Well, anyway. Hope I have helped a bit.

Zlatovous
04-05-2010, 06:40 AM
In industry, there are always concept artists who do all the thinking for you, you just recreate the thing into 3D. Ofc, some creativity is helpful and if you can paint your own concepts, you will be more valuable (=bigger salary), though I think it's not neccessary.

Me personally, I am good at thinking ideas and making concepts for stories, poems, movies or games, but I am not very good at visualizing things. But I am getting better - and it's quite simple.

Take a pen and paper and go outside. Don't sit at home, because at home you will feel comfy and you can't squeeze a thing out of you. Go to the park and go nuts. Draw everything that comes to your mind. It's good to start with line art, it's easy, all you need is to draw few curved lines and then expand it into something. Don't think about it, just go.

Same goes for 3D - fire up your favorite package and doodle. Start with plane and pull, pull, pull. Don't worry if it doesn't look like anything useful. Concentrate on shape, flow, if it's working together or not. You need to get grasp on what works and what doesn't. Then, you can apply this knowledge to some more meaningful objects.

Hope this helped

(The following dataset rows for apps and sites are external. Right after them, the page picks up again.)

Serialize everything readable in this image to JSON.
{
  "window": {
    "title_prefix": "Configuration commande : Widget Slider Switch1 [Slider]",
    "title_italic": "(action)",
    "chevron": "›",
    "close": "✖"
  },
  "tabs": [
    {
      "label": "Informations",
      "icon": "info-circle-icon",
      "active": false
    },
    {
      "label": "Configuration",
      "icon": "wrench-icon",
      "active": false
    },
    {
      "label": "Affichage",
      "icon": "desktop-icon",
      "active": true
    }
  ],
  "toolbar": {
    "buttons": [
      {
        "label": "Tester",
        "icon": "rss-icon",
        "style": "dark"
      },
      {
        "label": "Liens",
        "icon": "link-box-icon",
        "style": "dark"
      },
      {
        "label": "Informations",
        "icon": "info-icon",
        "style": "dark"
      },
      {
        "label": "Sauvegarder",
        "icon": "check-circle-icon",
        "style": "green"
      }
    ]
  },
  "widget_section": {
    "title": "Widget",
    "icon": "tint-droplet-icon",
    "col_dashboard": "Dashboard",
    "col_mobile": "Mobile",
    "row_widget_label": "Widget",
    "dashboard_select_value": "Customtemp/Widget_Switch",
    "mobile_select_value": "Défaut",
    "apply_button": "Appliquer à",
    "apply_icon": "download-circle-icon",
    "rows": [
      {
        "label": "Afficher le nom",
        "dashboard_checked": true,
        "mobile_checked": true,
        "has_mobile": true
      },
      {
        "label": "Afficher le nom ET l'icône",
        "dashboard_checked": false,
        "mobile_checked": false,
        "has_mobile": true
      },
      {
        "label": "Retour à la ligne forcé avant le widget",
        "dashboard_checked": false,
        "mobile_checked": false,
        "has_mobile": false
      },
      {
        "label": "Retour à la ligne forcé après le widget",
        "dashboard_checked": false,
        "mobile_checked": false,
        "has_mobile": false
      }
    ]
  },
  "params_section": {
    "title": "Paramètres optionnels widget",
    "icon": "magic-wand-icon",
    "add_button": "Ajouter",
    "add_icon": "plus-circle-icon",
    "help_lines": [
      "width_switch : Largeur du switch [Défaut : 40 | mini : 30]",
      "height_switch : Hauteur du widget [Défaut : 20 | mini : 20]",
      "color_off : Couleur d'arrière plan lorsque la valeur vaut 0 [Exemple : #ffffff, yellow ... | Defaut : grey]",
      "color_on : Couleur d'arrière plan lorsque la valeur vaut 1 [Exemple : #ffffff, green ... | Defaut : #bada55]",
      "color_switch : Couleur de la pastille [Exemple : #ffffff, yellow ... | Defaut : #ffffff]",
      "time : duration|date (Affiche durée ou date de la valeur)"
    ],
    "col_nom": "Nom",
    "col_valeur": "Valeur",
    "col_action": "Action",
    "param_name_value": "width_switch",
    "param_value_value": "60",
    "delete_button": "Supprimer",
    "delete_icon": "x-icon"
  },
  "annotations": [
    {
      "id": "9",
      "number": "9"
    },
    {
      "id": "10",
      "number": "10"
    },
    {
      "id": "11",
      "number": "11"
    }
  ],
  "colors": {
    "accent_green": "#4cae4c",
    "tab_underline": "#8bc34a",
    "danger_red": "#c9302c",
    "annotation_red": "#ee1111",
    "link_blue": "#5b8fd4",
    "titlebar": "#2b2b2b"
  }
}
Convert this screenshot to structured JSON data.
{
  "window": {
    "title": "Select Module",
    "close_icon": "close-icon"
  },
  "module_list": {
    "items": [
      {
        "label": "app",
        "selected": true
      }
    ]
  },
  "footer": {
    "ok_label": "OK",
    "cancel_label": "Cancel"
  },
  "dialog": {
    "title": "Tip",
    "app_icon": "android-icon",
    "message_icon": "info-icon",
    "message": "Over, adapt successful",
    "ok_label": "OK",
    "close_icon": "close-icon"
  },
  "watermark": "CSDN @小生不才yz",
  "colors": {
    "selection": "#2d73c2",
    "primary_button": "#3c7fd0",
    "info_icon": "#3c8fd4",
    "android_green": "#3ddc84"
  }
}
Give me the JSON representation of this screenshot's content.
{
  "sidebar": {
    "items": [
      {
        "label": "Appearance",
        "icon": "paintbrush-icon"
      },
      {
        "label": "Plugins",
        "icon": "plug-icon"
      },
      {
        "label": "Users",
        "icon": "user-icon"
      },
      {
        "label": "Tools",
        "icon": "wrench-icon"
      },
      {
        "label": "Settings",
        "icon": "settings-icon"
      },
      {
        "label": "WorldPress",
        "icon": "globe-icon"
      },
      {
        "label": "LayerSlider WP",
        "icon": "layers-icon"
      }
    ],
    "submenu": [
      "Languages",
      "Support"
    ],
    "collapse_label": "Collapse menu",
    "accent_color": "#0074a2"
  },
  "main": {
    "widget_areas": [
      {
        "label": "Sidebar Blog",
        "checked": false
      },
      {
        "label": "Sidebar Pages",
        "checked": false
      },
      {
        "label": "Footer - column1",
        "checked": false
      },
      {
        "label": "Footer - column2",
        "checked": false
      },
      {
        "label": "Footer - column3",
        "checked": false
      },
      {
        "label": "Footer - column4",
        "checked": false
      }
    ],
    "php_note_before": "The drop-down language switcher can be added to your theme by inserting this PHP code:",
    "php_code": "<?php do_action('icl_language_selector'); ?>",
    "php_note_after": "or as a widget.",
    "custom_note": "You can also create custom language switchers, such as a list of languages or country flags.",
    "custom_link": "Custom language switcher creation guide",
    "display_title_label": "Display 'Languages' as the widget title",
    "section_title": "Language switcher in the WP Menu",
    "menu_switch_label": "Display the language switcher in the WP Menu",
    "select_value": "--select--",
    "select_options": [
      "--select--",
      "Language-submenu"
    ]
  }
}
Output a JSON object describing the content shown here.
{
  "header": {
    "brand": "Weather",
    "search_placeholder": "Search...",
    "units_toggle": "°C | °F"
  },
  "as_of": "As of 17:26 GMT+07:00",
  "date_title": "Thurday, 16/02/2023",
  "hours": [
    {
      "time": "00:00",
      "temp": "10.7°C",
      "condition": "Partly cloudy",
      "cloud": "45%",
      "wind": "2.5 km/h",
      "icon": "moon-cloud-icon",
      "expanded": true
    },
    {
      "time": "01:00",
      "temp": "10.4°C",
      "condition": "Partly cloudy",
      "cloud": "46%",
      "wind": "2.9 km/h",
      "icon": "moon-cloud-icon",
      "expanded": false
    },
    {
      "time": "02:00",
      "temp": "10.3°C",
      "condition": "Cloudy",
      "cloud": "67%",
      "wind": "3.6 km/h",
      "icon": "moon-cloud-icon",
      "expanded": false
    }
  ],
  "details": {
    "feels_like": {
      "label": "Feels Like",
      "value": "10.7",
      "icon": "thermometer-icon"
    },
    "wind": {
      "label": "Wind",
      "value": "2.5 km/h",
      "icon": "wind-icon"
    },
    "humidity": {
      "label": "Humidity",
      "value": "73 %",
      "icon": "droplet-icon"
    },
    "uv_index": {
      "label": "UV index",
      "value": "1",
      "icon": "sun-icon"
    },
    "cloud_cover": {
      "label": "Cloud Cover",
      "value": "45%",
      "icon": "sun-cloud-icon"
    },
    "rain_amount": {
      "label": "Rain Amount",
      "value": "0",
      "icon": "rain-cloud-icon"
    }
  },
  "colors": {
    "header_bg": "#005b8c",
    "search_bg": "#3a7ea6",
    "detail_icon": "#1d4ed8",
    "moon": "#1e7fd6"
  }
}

PS: I too wrote some tutorials like six months after I started learning 3D Max. Looking back at them right now, I want to slap myself. Don't bother with writing tutorials. They take your time, learn you nothing and you probably don't have enough experience to write them properly. But what do I know, maybe you are one of the thousands who can :-)